Interagency rivalries and the use of information for political blackmail also hamper anti-money-laundering activities. The State Tax Administration always opposed the creation of an independent financial-intelligence agency, as required by the FATF. Yet the Tax Administration head at the time, Mykola Azarov, was a member of the same pro-Kuchma For a United Ukraine electoral bloc as Prime Minister Anatoliy Kinakh, who supported its creation. Anticorruption and organized-crime departments have long existed within both the Ukrainian Security Service and the Interior Ministry -- although their effectiveness is suspect, as they have themselves often been implicated in illegal activities. After much opposition, the agency demanded by the FATF was established within the National Security and Defense Council.

During the 1990s, Ukraine, like most CIS states, organized a massive transfer of property from state to private hands. Most of the proceeds from this privatization process ended up in the shadow economy. Only in December 2001 did Kuchma introduce measures to halt "shadow privatizations" in which oligarchic groups maneuvered energy firms -- such as the Donbas and Luhansk oblast energy companies -- into incurring large debts in order to purchase them later with dubious funds at rock-bottom prices once they went into bankruptcy.

In presidential elections in the summer of 1994, Leonid Kuchma pledged to reduce the size of the shadow economy. Nine years later, it remains the same size. Obviously, some institutions and influential political-economic forces benefit from such a large shadow economy. As Kuchma admitted in a speech to the STA in December, "You understand the shadow sector is very large in Ukraine."

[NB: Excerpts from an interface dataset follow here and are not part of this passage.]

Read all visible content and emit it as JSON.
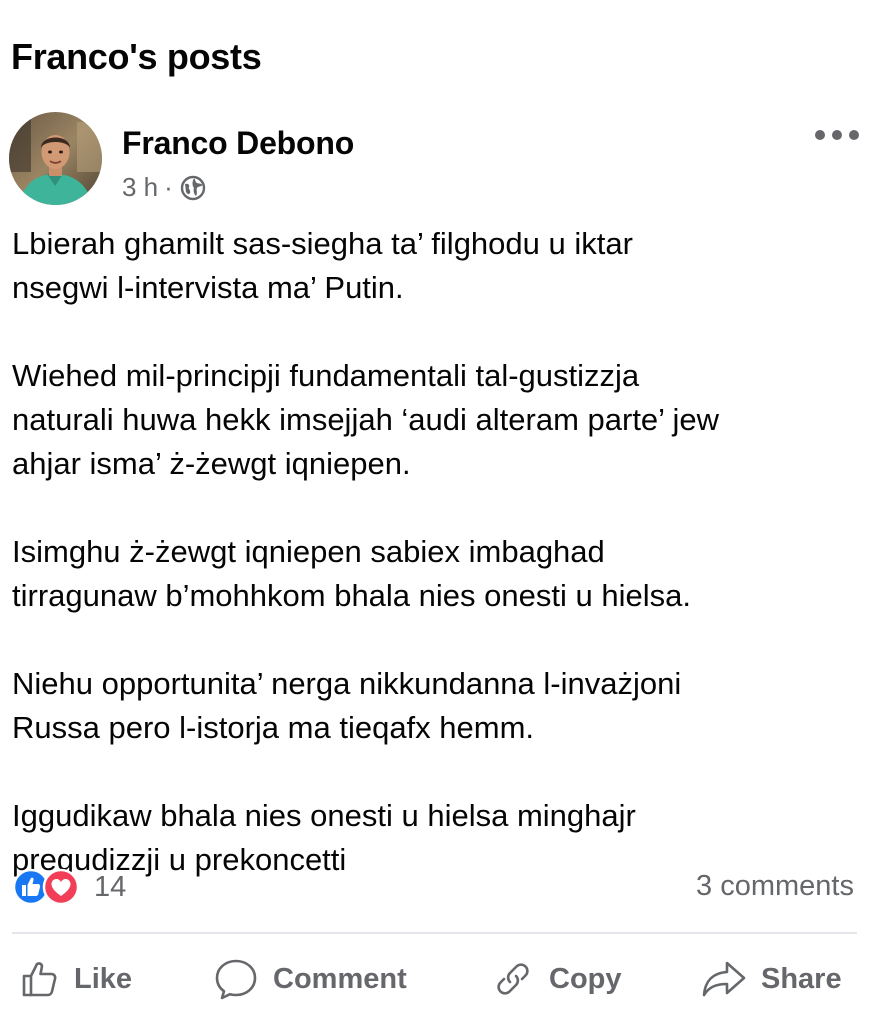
{
  "page": {
    "title": "Franco's posts"
  },
  "post": {
    "author": "Franco Debono",
    "time": "3 h",
    "separator": "·",
    "privacy_icon": "globe-icon",
    "paragraphs": [
      "Lbierah ghamilt sas-siegha ta’ filghodu  u iktar\nnsegwi l-intervista ma’ Putin.",
      "Wiehed mil-principji fundamentali tal-gustizzja\nnaturali huwa hekk imsejjah ‘audi alteram parte’ jew\nahjar isma’ ż-żewgt iqniepen.",
      "Isimghu ż-żewgt iqniepen sabiex imbaghad\ntirragunaw b’mohhkom bhala nies onesti u hielsa.",
      "Niehu opportunita’ nerga nikkundanna l-invażjoni\nRussa pero l-istorja ma tieqafx hemm.",
      "Iggudikaw bhala nies onesti u hielsa minghajr\npregudizzji u prekoncetti"
    ],
    "reactions": {
      "types": [
        "like",
        "love"
      ],
      "count": "14"
    },
    "comments_label": "3 comments"
  },
  "actions": {
    "like": "Like",
    "comment": "Comment",
    "copy": "Copy",
    "share": "Share"
  },
  "colors": {
    "text": "#050505",
    "secondary": "#65676b",
    "like_blue": "#1877f2",
    "love_red": "#f33e58",
    "divider": "#e4e6eb"
  }
}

In a joint conference in June 2002 by the Interior Ministry and the STA, it was admitted that the shadow economy accounts for half of Ukraine's gross domestic product. Some 356 offshore companies, the majority of which are not registered in Ukraine, own stakes ranging from 10 percent to 98 percent in fuel-energy, metallurgical, and mining enterprises (i.e., Ukraine's most lucrative sectors). Seventy-eight percent of the ore-mining sector is in the hands of offshore companies.

"Tremendous financial resources remain outside the budget," acting Prime Minister Kinakh said in November. Under Viktor Yushchenko's government (December 1999-April 2001), much of those funds was brought back onto the budget and used to pay wage and pension arrears. Tymoshenko's expertise was useful in understanding the complicated financial machinations surrounding corruption in the fuel-energy sector.

The Yushchenko-Tymoshenko government harmed too many vested interests, and the government was voted out by pro-Kuchma oligarchs and the Communists. Corruption today in the fuel-energy sector, where barter accounts for 92 percent of transactions, has returned to the levels under Lazarenko -- including with the involvement of high-level oligarchs such as Kuchma's son-in-law, Viktor Pinchuk.

Money laundering is intricately tied to the shadow economy, as it operates through transborder transactions and offshore zones. At one stage in the 1990s, the offshore zone of Cyprus ranked third in foreign investment to Ukraine. Dummy companies are set up in offshore zones to which capital is transferred by Ukrainian businesses and banks (3,500 dummy companies were suspended last year alone). It is precisely due to the transnational aspects of money laundering from Ukraine that the United States imposed sanctions against it in December under the U.S. PATRIOT Act.

Ukraine's political-economic system is not conducive to combating problems like money laundering. The lack of transparency and Western-style "rules of the game" in the economy and budgetary spheres are all factors inhibiting Western investment while encouraging a deepening of corrupt practices within which Russian and CIS investors might best operate.

Dr. Taras Kuzio is a resident fellow at the Centre for Russian and East European Studies and adjunct professor, Department of Political Science, University of Toronto.